— Exercise —
Find each line in the records below that contains the word "DETAILS", and copy it out.

— Available data —
● ● ● ● ● ● ●
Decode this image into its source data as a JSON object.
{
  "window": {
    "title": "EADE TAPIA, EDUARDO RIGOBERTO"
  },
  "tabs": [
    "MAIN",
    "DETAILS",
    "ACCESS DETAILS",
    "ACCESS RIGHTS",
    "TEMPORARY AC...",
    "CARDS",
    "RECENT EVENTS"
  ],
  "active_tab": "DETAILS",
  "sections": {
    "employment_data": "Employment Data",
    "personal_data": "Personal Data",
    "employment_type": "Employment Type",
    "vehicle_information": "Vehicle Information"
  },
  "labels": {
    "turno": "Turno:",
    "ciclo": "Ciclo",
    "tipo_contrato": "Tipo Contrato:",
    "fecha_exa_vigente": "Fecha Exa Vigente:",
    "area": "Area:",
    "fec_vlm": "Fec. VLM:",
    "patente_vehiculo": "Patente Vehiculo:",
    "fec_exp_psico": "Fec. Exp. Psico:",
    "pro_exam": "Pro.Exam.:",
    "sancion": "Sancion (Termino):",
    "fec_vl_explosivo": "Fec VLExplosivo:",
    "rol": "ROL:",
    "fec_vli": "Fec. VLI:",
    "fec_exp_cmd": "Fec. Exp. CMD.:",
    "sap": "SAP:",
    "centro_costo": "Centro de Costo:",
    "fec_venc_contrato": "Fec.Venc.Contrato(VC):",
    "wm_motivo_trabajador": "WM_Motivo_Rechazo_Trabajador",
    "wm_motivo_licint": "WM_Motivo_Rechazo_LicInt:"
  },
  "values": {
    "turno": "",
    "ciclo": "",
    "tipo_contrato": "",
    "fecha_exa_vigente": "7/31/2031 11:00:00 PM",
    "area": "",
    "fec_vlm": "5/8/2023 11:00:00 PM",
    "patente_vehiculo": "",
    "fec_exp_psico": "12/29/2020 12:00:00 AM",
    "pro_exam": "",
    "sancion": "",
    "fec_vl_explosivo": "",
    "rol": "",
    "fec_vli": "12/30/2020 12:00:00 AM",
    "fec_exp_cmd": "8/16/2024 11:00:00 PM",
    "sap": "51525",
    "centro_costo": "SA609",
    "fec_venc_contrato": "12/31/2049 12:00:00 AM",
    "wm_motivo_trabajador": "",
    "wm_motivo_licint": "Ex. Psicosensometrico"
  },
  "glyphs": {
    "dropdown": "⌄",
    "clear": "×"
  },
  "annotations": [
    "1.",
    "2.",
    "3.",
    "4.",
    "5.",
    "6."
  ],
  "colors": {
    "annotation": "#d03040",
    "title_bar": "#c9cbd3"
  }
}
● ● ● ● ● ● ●
— Solution to this exercise —
    "DETAILS",
    "ACCESS DETAILS",
  "active_tab": "DETAILS",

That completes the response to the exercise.